Have fun. Don't be in a race to "complete" your system, and don't over-spend on expensive product thinking the price is going to get you reliability. That's definitely not a hard and fast rule. Three places I purchase Xiaomi Aqara and Mijia devices from are Gearbest, Banggood, and Ebay. Prices vary wildly, so shop all three. You can also find them on AliExpress, but I don't particularly like using my credit card on their site, whereas Gearbest and Banggood accept PayPal. Sometimes (rarely) I will buy from private sellers on Amazon if it's just a few dollars more with shipping and I am guaranteed to get it faster. But read their listings carefully. I've had more trouble with private sellers on Amazon than I have on Ebay.
A bunch of people say they have problems with the Xiaomi and Aqara stuff. I ordered a TON of it recently and it's all been super stable (even the temp sensors that I put in refrigerators and freezers. Maybe it's because I had 2 Tradfri repeaters and 5 Tradfri outlets that act as repeaters.
All of these Aqara devices are around $10 each on Aliexpress, give or take a couple of bucks. Super happy with all of it.
Any alternatives to Tradfri that would act as good Zigbee repeaters that anyone would recommend? I'm wanting to make everything in my home look nice and flush (outlets) and not have cubes and whatnot sticking out of light sockets. I think Tradfri's are ugly as sin too LOL.
The USB Trådfri repeater is probably the smallest option, as suggested above. Like another poster, I'm also not aware of any in-wall switch/outlet repeaters that are compatible--the GE Zigbee switch (they do have one, though most of their line is Z-Wave) is specifically reported as not compatible. An Xbee 3 or S2C is also pretty small but will need to be mounted on some sort of board to power it, but that's also via USB (micro-USB), so your options for hiding it are many, and you can buy or 3D print an enclosure to obscure it more.

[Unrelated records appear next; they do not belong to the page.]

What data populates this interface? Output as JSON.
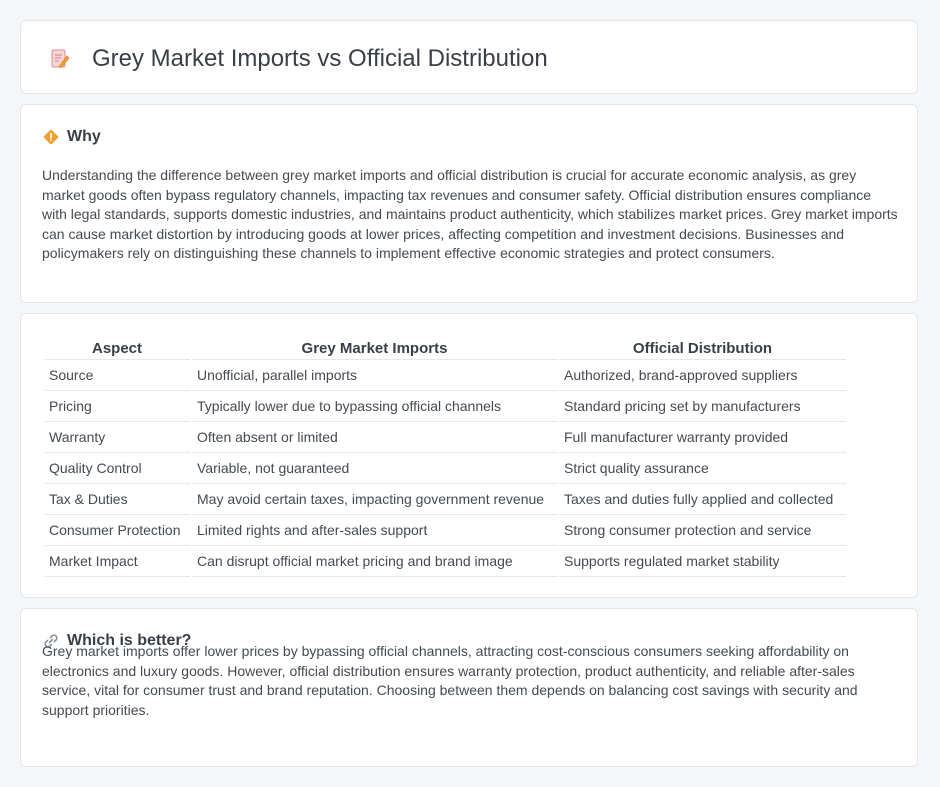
{
  "header": {
    "title": "Grey Market Imports vs Official Distribution",
    "icon": "document-pencil-icon"
  },
  "why": {
    "heading": "Why",
    "icon": "diamond-warning-icon",
    "text": "Understanding the difference between grey market imports and official distribution is crucial for accurate economic analysis, as grey market goods often bypass regulatory channels, impacting tax revenues and consumer safety. Official distribution ensures compliance with legal standards, supports domestic industries, and maintains product authenticity, which stabilizes market prices. Grey market imports can cause market distortion by introducing goods at lower prices, affecting competition and investment decisions. Businesses and policymakers rely on distinguishing these channels to implement effective economic strategies and protect consumers."
  },
  "table": {
    "headers": [
      "Aspect",
      "Grey Market Imports",
      "Official Distribution"
    ],
    "rows": [
      [
        "Source",
        "Unofficial, parallel imports",
        "Authorized, brand-approved suppliers"
      ],
      [
        "Pricing",
        "Typically lower due to bypassing official channels",
        "Standard pricing set by manufacturers"
      ],
      [
        "Warranty",
        "Often absent or limited",
        "Full manufacturer warranty provided"
      ],
      [
        "Quality Control",
        "Variable, not guaranteed",
        "Strict quality assurance"
      ],
      [
        "Tax & Duties",
        "May avoid certain taxes, impacting government revenue",
        "Taxes and duties fully applied and collected"
      ],
      [
        "Consumer Protection",
        "Limited rights and after-sales support",
        "Strong consumer protection and service"
      ],
      [
        "Market Impact",
        "Can disrupt official market pricing and brand image",
        "Supports regulated market stability"
      ]
    ]
  },
  "better": {
    "heading": "Which is better?",
    "icon": "link-icon",
    "text": "Grey market imports offer lower prices by bypassing official channels, attracting cost-conscious consumers seeking affordability on electronics and luxury goods. However, official distribution ensures warranty protection, product authenticity, and reliable after-sales service, vital for consumer trust and brand reputation. Choosing between them depends on balancing cost savings with security and support priorities."
  },
  "colors": {
    "accent_orange": "#f0a030",
    "icon_pink": "#e58a8a",
    "border": "#e2e5ea",
    "background": "#f5f6f8"
  }
}
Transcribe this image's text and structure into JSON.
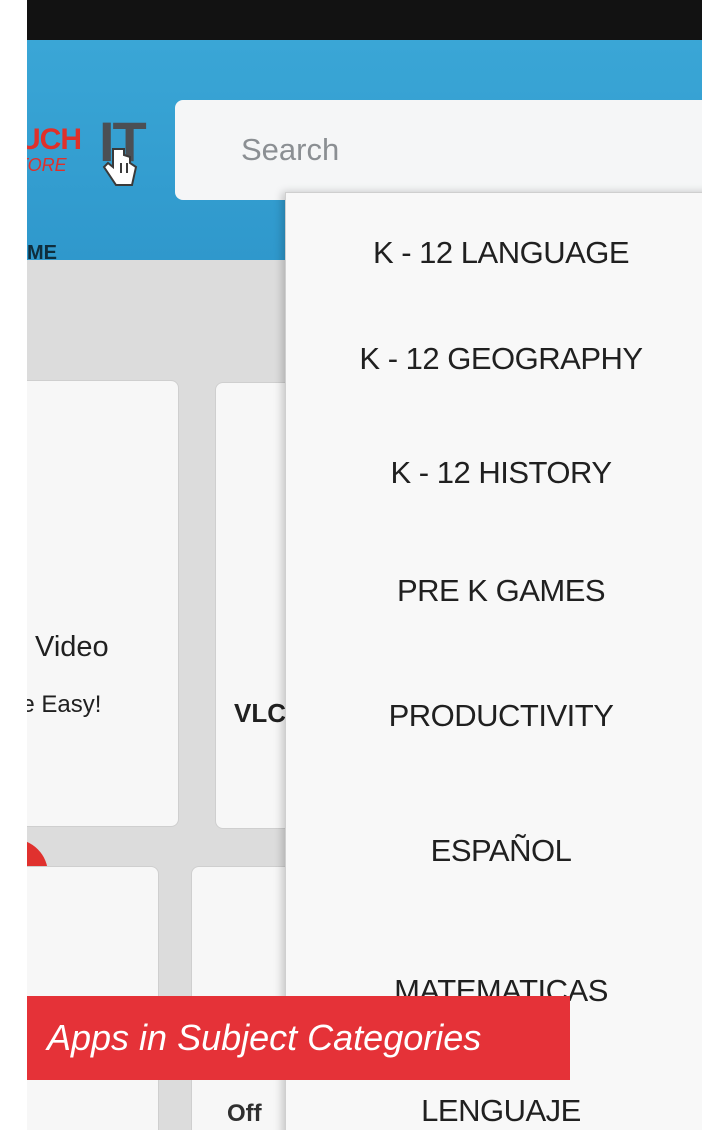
{
  "header": {
    "logo_touch": "UCH",
    "logo_it": "IT",
    "logo_store": "TORE",
    "search_placeholder": "Search",
    "nav_home": "ME"
  },
  "cards": {
    "video_title": "Video",
    "video_desc": "de Easy!",
    "vlc_title": "VLC",
    "office_text": "ffice",
    "bottom_text": "Off"
  },
  "dropdown": {
    "items": [
      "K - 12 LANGUAGE",
      "K - 12 GEOGRAPHY",
      "K - 12 HISTORY",
      "PRE K GAMES",
      "PRODUCTIVITY",
      "ESPAÑOL",
      "MATEMATICAS",
      "LENGUAJE"
    ]
  },
  "caption": "Apps in Subject Categories",
  "colors": {
    "header": "#2f98cc",
    "accent_red": "#e53238",
    "menu_bg": "#f8f8f8"
  }
}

If you aren't totally opposed to wall warts but want something less ugly than the Trådfri outlet, the new/2018 SmartThings outlet has worked well for me so far--I think. My routing tables don't always show all my devices, but when I'm able to see Xiaomi devices that don't get paired directly to my hub, they're usually routing through one of these (unfortunately, it's hard to tell after a while since they don't seem to show up on my route info again). Anyway, they're a bit less ugly, though they stick out a bit more than the marketing photos might make you think. They also seem to be fantastic repeaters in general--able to handle more children than most I've seen and apparently quite attractive to most of my devices since they're often favored by devices that I'd think would favor repeaters that are much closer.